Sunday, June 8, 2008

Bleak, rugged, and certain (Books - The Crossing by Cormac McCarthy)


We're down here huntin some horses that was stole.

In whose charge were these horses?

No one answered.

She looked at Boyd. She spread the fan. Painted across the folded bellows of the ricepaper was a dragon with great round eyes. She folded it shut. For how long will you seek these horses? she said.

Ever how long it takes.

Podria ser un viaje largo.

Quizas.

Long voyages often lose themselves.

Mam?

You will will. It is difficult even for brothers to travel together on such a voyage. The road has its own reasons and no two travelers will have the same understanding of those reasons. If indeed they come to an understanding of them at all. Listen to the corridos of the country. They will tell you. Then you will see in your own life what is the cost of things. Perhaps it is true that nothing is hidden. Yet many do not wish to see what lies before them in plain sight. You will see. The shape of the road is the road. There is not some other road that wears that shape but only the one...

For the last 100 pages or so, this novel seemed to me a long voyage that had lost itself. But Billy does indeed come to see the cost of things. And those corridos are sung at the very end of the book, when Billy is more ready to hear them. Billy lives a bleak and rugged life but one driven by single minded purpose, and that purpose in turn, driven by love.

Five pages couldn't go by in this book when there wasn't writing to admire.

Boyd pulled the muslin cover up and lay back and looked at him. His long pale uncut hair all about his and his face so thin. What is it? he said.

Talk to me.

Go to bed.

I need for you to talk to me.

It's okay. Everything's okay.

No it aint.

You just worry about stuff. I'm all right.

I know you are, said Billy. But I aint...

I found the simplicity of that dialogue heartbreaking, but McCarthy is not a one-trick pony, not four sentences later:

He got his things from the house and saddled the horse and rode out. He said goodbye to no one. He sat the horse in the road beyond the river cottonwoods and he looked off downcountry at the mountains and he looked to the west where thunderheads were standing sheared off from the thin dark horizon and he looked at the keep cyanic sky taut and vaulted over the whole of Mexico where the antique world clung to the stones and to the spores of living things and dwelt in the blood of men. He turned the horse and set out along the road south, shadowless in the gray day, riding with the shotgun unscabbarded across the bow of the saddle.

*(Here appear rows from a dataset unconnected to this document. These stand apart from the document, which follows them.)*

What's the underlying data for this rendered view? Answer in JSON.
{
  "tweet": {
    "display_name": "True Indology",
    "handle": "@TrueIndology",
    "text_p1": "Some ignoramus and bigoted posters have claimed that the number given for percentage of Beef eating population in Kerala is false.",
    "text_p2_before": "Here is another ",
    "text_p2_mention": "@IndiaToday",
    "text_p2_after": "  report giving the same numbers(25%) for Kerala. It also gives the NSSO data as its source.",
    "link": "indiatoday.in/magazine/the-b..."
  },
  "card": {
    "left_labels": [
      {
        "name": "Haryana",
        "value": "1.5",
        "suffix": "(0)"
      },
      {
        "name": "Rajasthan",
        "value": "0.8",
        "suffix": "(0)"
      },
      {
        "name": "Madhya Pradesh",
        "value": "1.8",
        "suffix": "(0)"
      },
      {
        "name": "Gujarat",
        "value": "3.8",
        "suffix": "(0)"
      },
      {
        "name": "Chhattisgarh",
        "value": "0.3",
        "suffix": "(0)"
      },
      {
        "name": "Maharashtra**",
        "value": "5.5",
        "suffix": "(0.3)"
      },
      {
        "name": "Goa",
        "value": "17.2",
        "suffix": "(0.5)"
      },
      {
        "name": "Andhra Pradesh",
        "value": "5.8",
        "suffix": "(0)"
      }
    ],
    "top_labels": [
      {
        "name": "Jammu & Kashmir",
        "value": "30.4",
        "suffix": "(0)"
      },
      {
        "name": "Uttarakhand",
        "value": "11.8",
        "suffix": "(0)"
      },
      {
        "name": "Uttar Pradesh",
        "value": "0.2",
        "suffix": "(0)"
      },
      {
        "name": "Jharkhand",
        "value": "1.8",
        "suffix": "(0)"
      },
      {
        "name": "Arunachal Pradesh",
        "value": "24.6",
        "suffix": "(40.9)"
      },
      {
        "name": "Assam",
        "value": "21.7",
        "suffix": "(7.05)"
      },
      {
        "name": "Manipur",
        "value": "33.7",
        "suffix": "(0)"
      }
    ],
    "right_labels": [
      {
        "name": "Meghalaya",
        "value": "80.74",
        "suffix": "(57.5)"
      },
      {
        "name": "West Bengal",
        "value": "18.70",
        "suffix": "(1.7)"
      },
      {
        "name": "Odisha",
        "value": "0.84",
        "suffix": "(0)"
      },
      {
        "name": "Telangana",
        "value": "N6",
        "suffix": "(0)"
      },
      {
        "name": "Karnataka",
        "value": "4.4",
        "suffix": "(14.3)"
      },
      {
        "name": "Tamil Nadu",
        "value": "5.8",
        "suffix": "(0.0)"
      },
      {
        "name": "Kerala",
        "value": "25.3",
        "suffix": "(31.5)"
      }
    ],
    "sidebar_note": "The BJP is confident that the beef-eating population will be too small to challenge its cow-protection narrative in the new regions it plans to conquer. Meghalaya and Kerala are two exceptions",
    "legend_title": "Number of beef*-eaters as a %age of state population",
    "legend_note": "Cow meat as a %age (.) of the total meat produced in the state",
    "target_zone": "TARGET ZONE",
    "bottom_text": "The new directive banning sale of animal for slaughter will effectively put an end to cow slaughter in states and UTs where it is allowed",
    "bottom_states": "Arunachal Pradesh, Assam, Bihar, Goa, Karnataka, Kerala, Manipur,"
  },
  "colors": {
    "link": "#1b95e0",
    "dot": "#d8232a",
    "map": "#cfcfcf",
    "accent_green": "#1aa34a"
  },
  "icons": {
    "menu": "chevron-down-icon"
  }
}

For the enmity of the world was newly plain to him that day and cold and inameliorate as it must be to all who have no longer cause except themselves to stand against it.

Who uses a word like 'inameliorate?' I love that sentence. It is so absolute, like rock - I feel certain as I read it that there is nothing more true. I got a little disconnected from this book toward the end, but I am glad I stuck with it. Here are my other thoughts about it: 1, 2.

6 comments:

TJ said...

Hi Ted--- I loved this post. You've done such a great job talking about this book. I went back and reread posts 1 and 2 on The Crossing and I find the cumulative effect of your writing about it stunning. And what a writer McCarthy is! The sections you selected as examples are just perfect. It does seem like an intense read, so maybe I'll save it for fall or winter; but I'm definitely picking up McCarthy this year. Thanks!

Ted said...

TJ
Thanks for that response. It is intense for sure, I had to keep taking breaks, but worth it. I want to read The Road too, but I need some time before I do.

verbivore said...

I read The Road last year, my first experience with McCarthy, and was absolutely blown away by his writing. I have two other novels of his waiting on the shelf, but I keep putting them off for some reason. At first I was a little afraid of the violence (since I've heard he is notoriously violent) but also because I know it will be an intense reading experience and I want to be in the right frame of mind.
The quotes you set out here are purely spectacular.

Ted said...

Verbivore - Welcome back! Hope you had a good vacation. I know what you mean w/ McCarthy. I kept putting off getting back to this one whenever I'd take a break, but then each time I did I got really involved.

frankhadley said...

Ive read almost all of McCarthy's work, and none of it has broken my heart like the part you quoted of billy asking boyd to talk and what takes place afterwords.

kmrose said...

I just finished this book, after a long time reading it. I took a long break after the wolf. I could not go on with it for a long while after that. I picked it up again this fall, reading it between other books, or rather, othre books between The Crossing, for it is an encompassing book. Perhaps a fitting read with which to end the year, and to contemplate the coming one, both creations of men.
The journey quote is one of my most savored in the book, although there are many, the portion at the end about the photographs being yet another. An amazing book, and yet a devastating read. several hours after finishing the feeling of desolation with which I am left grows heavier. I want to read it again.
Thanks for your review.